The answer must consist of each line below that holds the word "Ctrl", copied as it stands.
------ Records for the exercise
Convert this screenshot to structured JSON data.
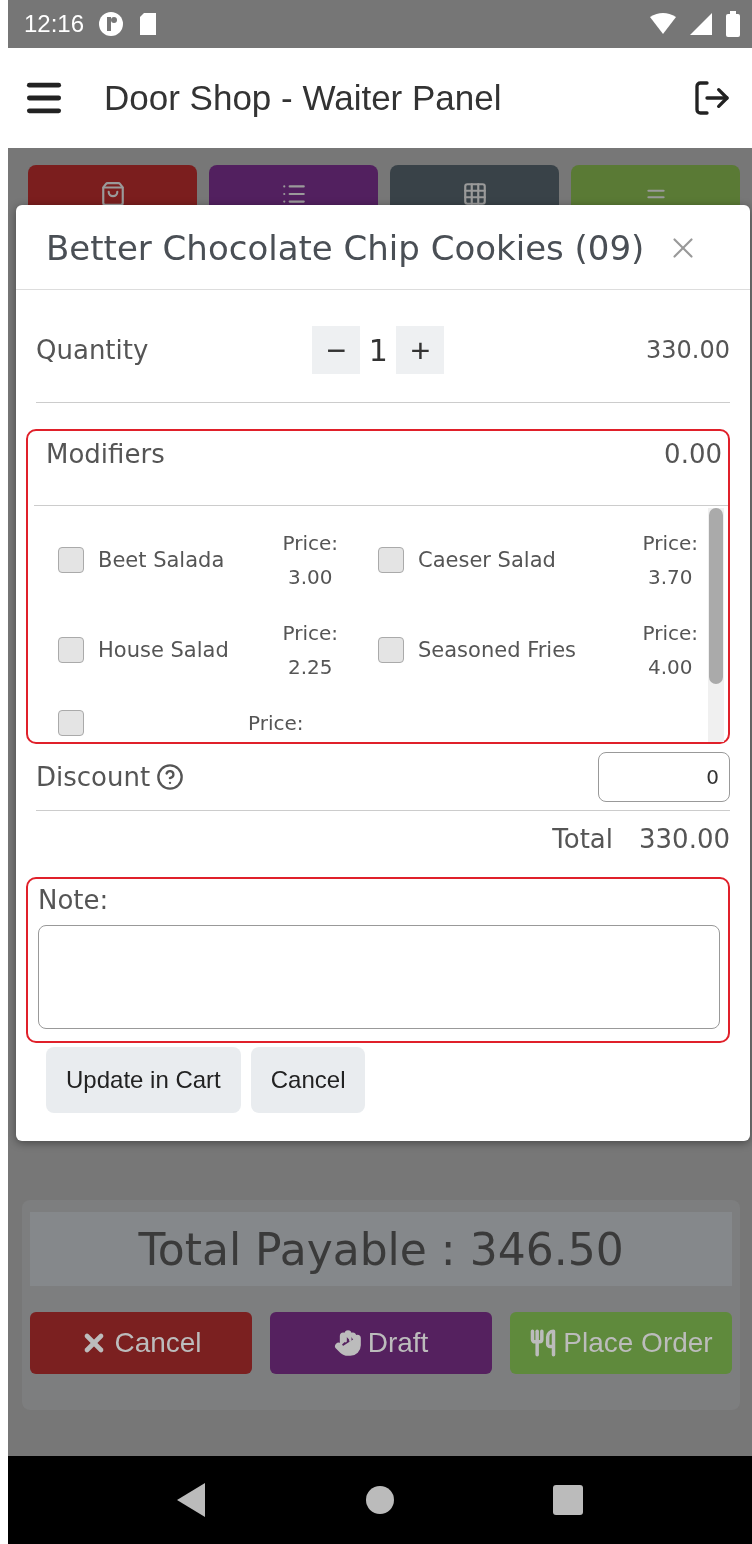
{
  "status_bar": {
    "time": "12:16"
  },
  "app_bar": {
    "title": "Door Shop - Waiter Panel"
  },
  "tiles": [
    {
      "kind": "bag",
      "color": "#7b1e1e"
    },
    {
      "kind": "list",
      "color": "#52205f"
    },
    {
      "kind": "grid",
      "color": "#394248"
    },
    {
      "kind": "lines",
      "color": "#5a7a35"
    }
  ],
  "modal": {
    "title": "Better Chocolate Chip Cookies (09)",
    "quantity": {
      "label": "Quantity",
      "minus": "−",
      "value": "1",
      "plus": "+",
      "amount": "330.00"
    },
    "modifiers": {
      "label": "Modifiers",
      "amount": "0.00",
      "items": [
        {
          "name": "Beet Salada",
          "price_label": "Price:",
          "price": "3.00",
          "checked": false
        },
        {
          "name": "Caeser Salad",
          "price_label": "Price:",
          "price": "3.70",
          "checked": false
        },
        {
          "name": "House Salad",
          "price_label": "Price:",
          "price": "2.25",
          "checked": false
        },
        {
          "name": "Seasoned Fries",
          "price_label": "Price:",
          "price": "4.00",
          "checked": false
        },
        {
          "price_label": "Price:",
          "checked": false
        }
      ]
    },
    "discount": {
      "label": "Discount",
      "value": "0"
    },
    "total": {
      "label": "Total",
      "amount": "330.00"
    },
    "note": {
      "label": "Note:"
    },
    "buttons": [
      "Update in Cart",
      "Cancel"
    ]
  },
  "summary": {
    "total_payable": "Total Payable : 346.50"
  },
  "actions": [
    {
      "kind": "cancel",
      "label": "Cancel",
      "color": "#7b2020"
    },
    {
      "kind": "draft",
      "label": "Draft",
      "color": "#55215f"
    },
    {
      "kind": "order",
      "label": "Place Order",
      "color": "#5f8a3c"
    }
  ]
}
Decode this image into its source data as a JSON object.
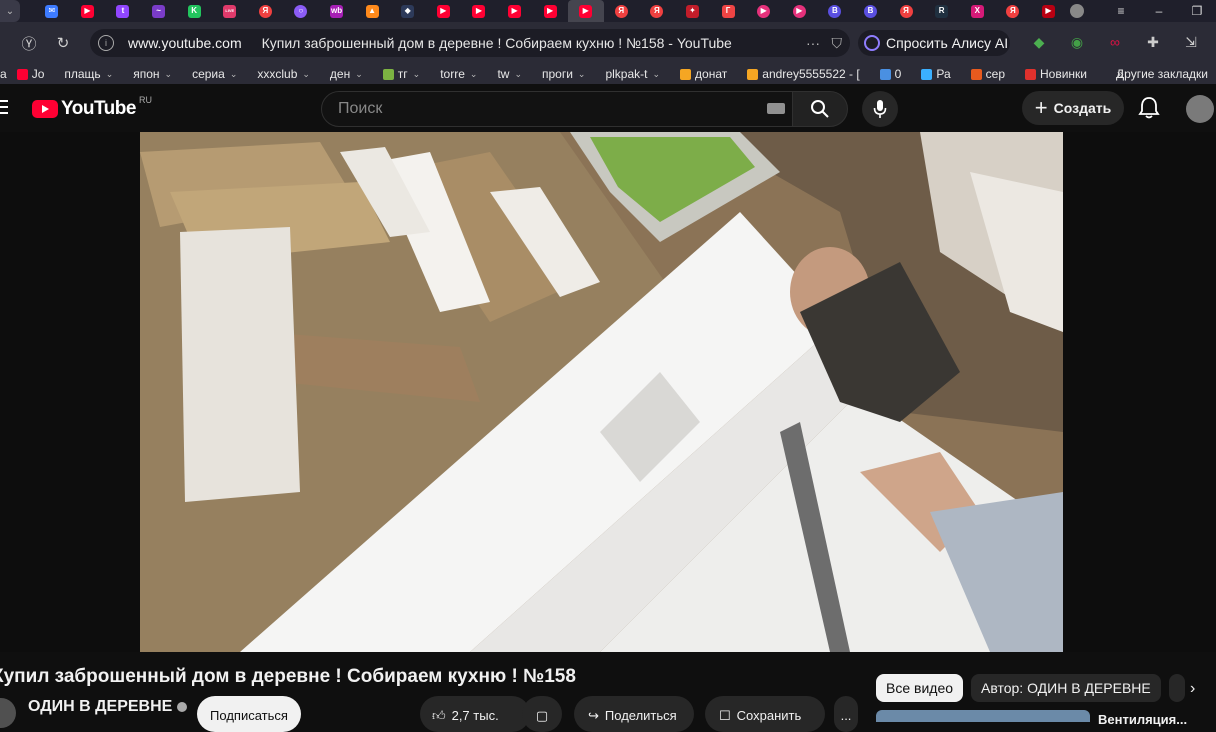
{
  "browser": {
    "tabs": [
      {
        "icon": "mail-icon",
        "color": "#3d7bff",
        "glyph": "✉",
        "round": false
      },
      {
        "icon": "youtube-icon",
        "color": "#ff0033",
        "glyph": "▶",
        "round": false
      },
      {
        "icon": "twitch-icon",
        "color": "#9146ff",
        "glyph": "t",
        "round": false
      },
      {
        "icon": "site-icon",
        "color": "#7a3cc8",
        "glyph": "~",
        "round": false
      },
      {
        "icon": "kinopoisk-icon",
        "color": "#22c55e",
        "glyph": "K",
        "round": false
      },
      {
        "icon": "site-icon",
        "color": "#e03a6b",
        "glyph": "LIVE",
        "round": false
      },
      {
        "icon": "yandex-icon",
        "color": "#f04040",
        "glyph": "Я",
        "round": true
      },
      {
        "icon": "ring-icon",
        "color": "#8b5cf6",
        "glyph": "○",
        "round": true
      },
      {
        "icon": "wildberries-icon",
        "color": "#a61fb5",
        "glyph": "wb",
        "round": false
      },
      {
        "icon": "fire-icon",
        "color": "#ff8a1c",
        "glyph": "▲",
        "round": false
      },
      {
        "icon": "game-icon",
        "color": "#2d3a5a",
        "glyph": "◆",
        "round": false
      },
      {
        "icon": "youtube-icon",
        "color": "#ff0033",
        "glyph": "▶",
        "round": false
      },
      {
        "icon": "youtube-icon",
        "color": "#ff0033",
        "glyph": "▶",
        "round": false
      },
      {
        "icon": "youtube-icon",
        "color": "#ff0033",
        "glyph": "▶",
        "round": false
      },
      {
        "icon": "youtube-icon",
        "color": "#ff0033",
        "glyph": "▶",
        "round": false
      },
      {
        "icon": "youtube-icon",
        "color": "#ff0033",
        "glyph": "▶",
        "round": false,
        "active": true
      },
      {
        "icon": "yandex-icon",
        "color": "#f04040",
        "glyph": "Я",
        "round": true
      },
      {
        "icon": "yandex-icon",
        "color": "#f04040",
        "glyph": "Я",
        "round": true
      },
      {
        "icon": "site-icon",
        "color": "#c21d2a",
        "glyph": "✦",
        "round": false
      },
      {
        "icon": "site-icon",
        "color": "#e44",
        "glyph": "Г",
        "round": false
      },
      {
        "icon": "play-circle-icon",
        "color": "#e5317b",
        "glyph": "▶",
        "round": true
      },
      {
        "icon": "play-circle-icon",
        "color": "#e5317b",
        "glyph": "▶",
        "round": true
      },
      {
        "icon": "b-icon",
        "color": "#5a4fe0",
        "glyph": "B",
        "round": true
      },
      {
        "icon": "b-icon",
        "color": "#5a4fe0",
        "glyph": "B",
        "round": true
      },
      {
        "icon": "yandex-icon",
        "color": "#f04040",
        "glyph": "Я",
        "round": true
      },
      {
        "icon": "r-icon",
        "color": "#203040",
        "glyph": "R",
        "round": false
      },
      {
        "icon": "x-icon",
        "color": "#d61a78",
        "glyph": "X",
        "round": false
      },
      {
        "icon": "yandex-icon",
        "color": "#f04040",
        "glyph": "Я",
        "round": true
      },
      {
        "icon": "youtube-icon",
        "color": "#b80012",
        "glyph": "▶",
        "round": false
      }
    ],
    "new_tab": "+",
    "window_controls": [
      "≡",
      "–",
      "❐"
    ],
    "url_domain": "www.youtube.com",
    "page_title": "Купил заброшенный дом в деревне ! Собираем кухню ! №158 - YouTube",
    "alice_label": "Спросить Алису AI",
    "bookmarks": [
      {
        "label": "Jo",
        "icon_color": "#ff0033",
        "chev": false
      },
      {
        "label": "плащь",
        "icon_color": "",
        "chev": true
      },
      {
        "label": "япон",
        "icon_color": "",
        "chev": true
      },
      {
        "label": "сериа",
        "icon_color": "",
        "chev": true
      },
      {
        "label": "xxxclub",
        "icon_color": "",
        "chev": true
      },
      {
        "label": "ден",
        "icon_color": "",
        "chev": true
      },
      {
        "label": "тг",
        "icon_color": "#7cb342",
        "chev": true
      },
      {
        "label": "torre",
        "icon_color": "",
        "chev": true
      },
      {
        "label": "tw",
        "icon_color": "",
        "chev": true
      },
      {
        "label": "проги",
        "icon_color": "",
        "chev": true
      },
      {
        "label": "plkpak-t",
        "icon_color": "",
        "chev": true
      },
      {
        "label": "донат",
        "icon_color": "#f5a623",
        "chev": false
      },
      {
        "label": "andrey5555522 - [",
        "icon_color": "#f5a623",
        "chev": false
      },
      {
        "label": "0",
        "icon_color": "#4a90e2",
        "chev": false
      },
      {
        "label": "Ра",
        "icon_color": "#3bb0ff",
        "chev": false
      },
      {
        "label": "сер",
        "icon_color": "#e85a1e",
        "chev": false
      },
      {
        "label": "Новинки",
        "icon_color": "#e0312d",
        "chev": false
      }
    ],
    "bookmarks_more": "»",
    "other_bookmarks": "Другие закладки"
  },
  "youtube": {
    "logo_text": "YouTube",
    "country_code": "RU",
    "search_placeholder": "Поиск",
    "create_label": "Создать",
    "video": {
      "title": "Купил заброшенный дом в деревне ! Собираем кухню ! №158"
    },
    "channel": {
      "name": "ОДИН В ДЕРЕВНЕ",
      "subscribe_label": "Подписаться"
    },
    "actions": {
      "likes": "2,7 тыс.",
      "share": "Поделиться",
      "save": "Сохранить",
      "more": "..."
    },
    "chips": [
      "Все видео",
      "Автор: ОДИН В ДЕРЕВНЕ"
    ],
    "recommendation_title": "Вентиляция..."
  }
}
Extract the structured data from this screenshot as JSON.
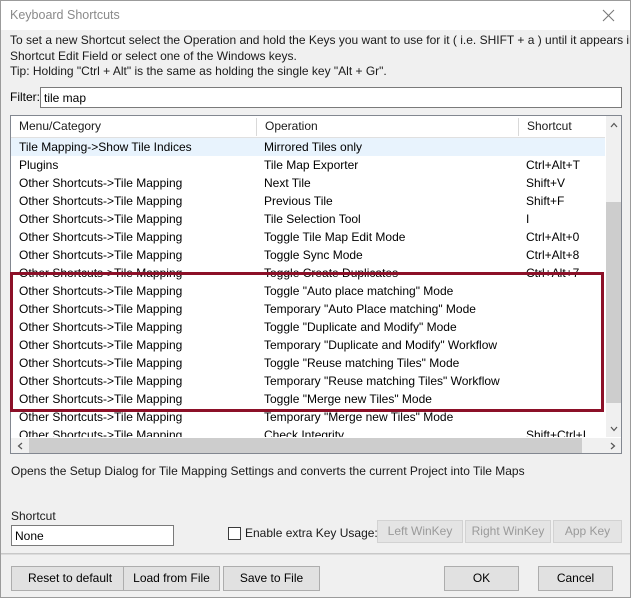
{
  "window": {
    "title": "Keyboard Shortcuts",
    "close_icon": "close-icon"
  },
  "instructions": [
    "To set a new Shortcut select the Operation and hold the Keys you want to use for it ( i.e. SHIFT + a ) until it appears in the",
    "Shortcut Edit Field or select one of the Windows keys.",
    "Tip: Holding \"Ctrl + Alt\" is the same as holding the single key \"Alt + Gr\"."
  ],
  "filter": {
    "label": "Filter:",
    "value": "tile map",
    "placeholder": ""
  },
  "list": {
    "columns": [
      "Menu/Category",
      "Operation",
      "Shortcut"
    ],
    "rows": [
      {
        "menu": "Tile Mapping->Show Tile Indices",
        "operation": "Mirrored Tiles only",
        "shortcut": ""
      },
      {
        "menu": "Plugins",
        "operation": "Tile Map Exporter",
        "shortcut": "Ctrl+Alt+T"
      },
      {
        "menu": "Other Shortcuts->Tile Mapping",
        "operation": "Next Tile",
        "shortcut": "Shift+V"
      },
      {
        "menu": "Other Shortcuts->Tile Mapping",
        "operation": "Previous Tile",
        "shortcut": "Shift+F"
      },
      {
        "menu": "Other Shortcuts->Tile Mapping",
        "operation": "Tile Selection Tool",
        "shortcut": "I"
      },
      {
        "menu": "Other Shortcuts->Tile Mapping",
        "operation": "Toggle Tile Map Edit Mode",
        "shortcut": "Ctrl+Alt+0"
      },
      {
        "menu": "Other Shortcuts->Tile Mapping",
        "operation": "Toggle Sync Mode",
        "shortcut": "Ctrl+Alt+8"
      },
      {
        "menu": "Other Shortcuts->Tile Mapping",
        "operation": "Toggle Create Duplicates",
        "shortcut": "Ctrl+Alt+7"
      },
      {
        "menu": "Other Shortcuts->Tile Mapping",
        "operation": "Toggle \"Auto place matching\" Mode",
        "shortcut": ""
      },
      {
        "menu": "Other Shortcuts->Tile Mapping",
        "operation": "Temporary \"Auto Place matching\" Mode",
        "shortcut": ""
      },
      {
        "menu": "Other Shortcuts->Tile Mapping",
        "operation": "Toggle \"Duplicate and Modify\" Mode",
        "shortcut": ""
      },
      {
        "menu": "Other Shortcuts->Tile Mapping",
        "operation": "Temporary \"Duplicate and Modify\" Workflow",
        "shortcut": ""
      },
      {
        "menu": "Other Shortcuts->Tile Mapping",
        "operation": "Toggle \"Reuse matching Tiles\" Mode",
        "shortcut": ""
      },
      {
        "menu": "Other Shortcuts->Tile Mapping",
        "operation": "Temporary \"Reuse matching Tiles\" Workflow",
        "shortcut": ""
      },
      {
        "menu": "Other Shortcuts->Tile Mapping",
        "operation": "Toggle \"Merge new Tiles\" Mode",
        "shortcut": ""
      },
      {
        "menu": "Other Shortcuts->Tile Mapping",
        "operation": "Temporary \"Merge new Tiles\" Mode",
        "shortcut": ""
      },
      {
        "menu": "Other Shortcuts->Tile Mapping",
        "operation": "Check Integrity",
        "shortcut": "Shift+Ctrl+I"
      }
    ],
    "selected_index": 0
  },
  "annotation": {
    "color": "#8c1028",
    "first_row_index": 8,
    "last_row_index": 15
  },
  "description": "Opens the Setup Dialog for Tile Mapping Settings and converts the current Project into Tile Maps",
  "shortcut_section": {
    "label": "Shortcut",
    "value": "None",
    "enable_extra_key_label": "Enable extra Key Usage:",
    "enable_extra_key_checked": false,
    "buttons": [
      {
        "label": "Left WinKey",
        "enabled": false
      },
      {
        "label": "Right WinKey",
        "enabled": false
      },
      {
        "label": "App Key",
        "enabled": false
      }
    ]
  },
  "footer": {
    "reset_label": "Reset to default",
    "load_label": "Load from File",
    "save_label": "Save to File",
    "ok_label": "OK",
    "cancel_label": "Cancel"
  }
}
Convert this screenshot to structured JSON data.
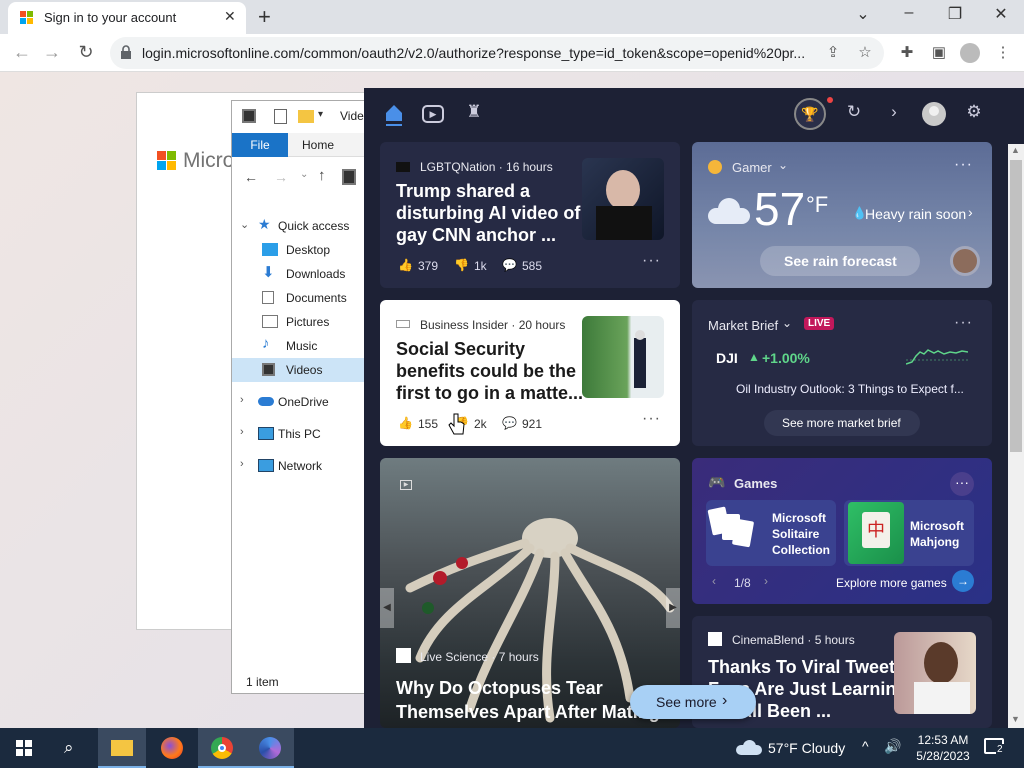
{
  "browser": {
    "tab_title": "Sign in to your account",
    "url": "login.microsoftonline.com/common/oauth2/v2.0/authorize?response_type=id_token&scope=openid%20pr..."
  },
  "ms_page": {
    "brand": "Microsoft"
  },
  "explorer": {
    "file_tab": "File",
    "home_tab": "Home",
    "title_partial": "Vide",
    "tree": [
      {
        "label": "Quick access"
      },
      {
        "label": "Desktop"
      },
      {
        "label": "Downloads"
      },
      {
        "label": "Documents"
      },
      {
        "label": "Pictures"
      },
      {
        "label": "Music"
      },
      {
        "label": "Videos"
      },
      {
        "label": "OneDrive"
      },
      {
        "label": "This PC"
      },
      {
        "label": "Network"
      }
    ],
    "status": "1 item"
  },
  "widgets": {
    "news1": {
      "source": "LGBTQNation · 16 hours",
      "headline": "Trump shared a disturbing AI video of gay CNN anchor ...",
      "likes": "379",
      "dislikes": "1k",
      "comments": "585"
    },
    "news2": {
      "source": "Business Insider · 20 hours",
      "headline": "Social Security benefits could be the first to go in a matte...",
      "likes": "155",
      "dislikes": "2k",
      "comments": "921"
    },
    "news3": {
      "source": "Live Science · 7 hours",
      "headline": "Why Do Octopuses Tear Themselves Apart After Mating?"
    },
    "news4": {
      "source": "CinemaBlend · 5 hours",
      "headline_l1": "Thanks To Viral Tweet,",
      "headline_l2": "Fans Are Just Learning",
      "headline_l3": "We All Been ..."
    },
    "weather": {
      "label": "Gamer",
      "temp": "57",
      "unit": "°F",
      "condition": "Heavy rain soon",
      "forecast_btn": "See rain forecast"
    },
    "market": {
      "title": "Market Brief",
      "badge": "LIVE",
      "ticker": "DJI",
      "change": "+1.00%",
      "story": "Oil Industry Outlook: 3 Things to Expect f...",
      "more_btn": "See more market brief"
    },
    "games": {
      "title": "Games",
      "game1": "Microsoft Solitaire Collection",
      "game2": "Microsoft Mahjong",
      "pager": "1/8",
      "explore": "Explore more games"
    },
    "see_more": "See more"
  },
  "taskbar": {
    "weather": "57°F  Cloudy",
    "time": "12:53 AM",
    "date": "5/28/2023",
    "notif_count": "2"
  },
  "colors": {
    "panel_bg": "#1d2135",
    "card_bg": "#262a44",
    "accent": "#4a8fe8",
    "live_badge": "#c2185b",
    "market_up": "#5fd68a"
  }
}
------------
** Solution for this problem **
    "Tip: Holding \"Ctrl + Alt\" is the same as holding the single key \"Alt + Gr\"."
        "shortcut": "Ctrl+Alt+T"
        "shortcut": "Ctrl+Alt+0"
        "shortcut": "Ctrl+Alt+8"
        "shortcut": "Ctrl+Alt+7"
        "shortcut": "Shift+Ctrl+I"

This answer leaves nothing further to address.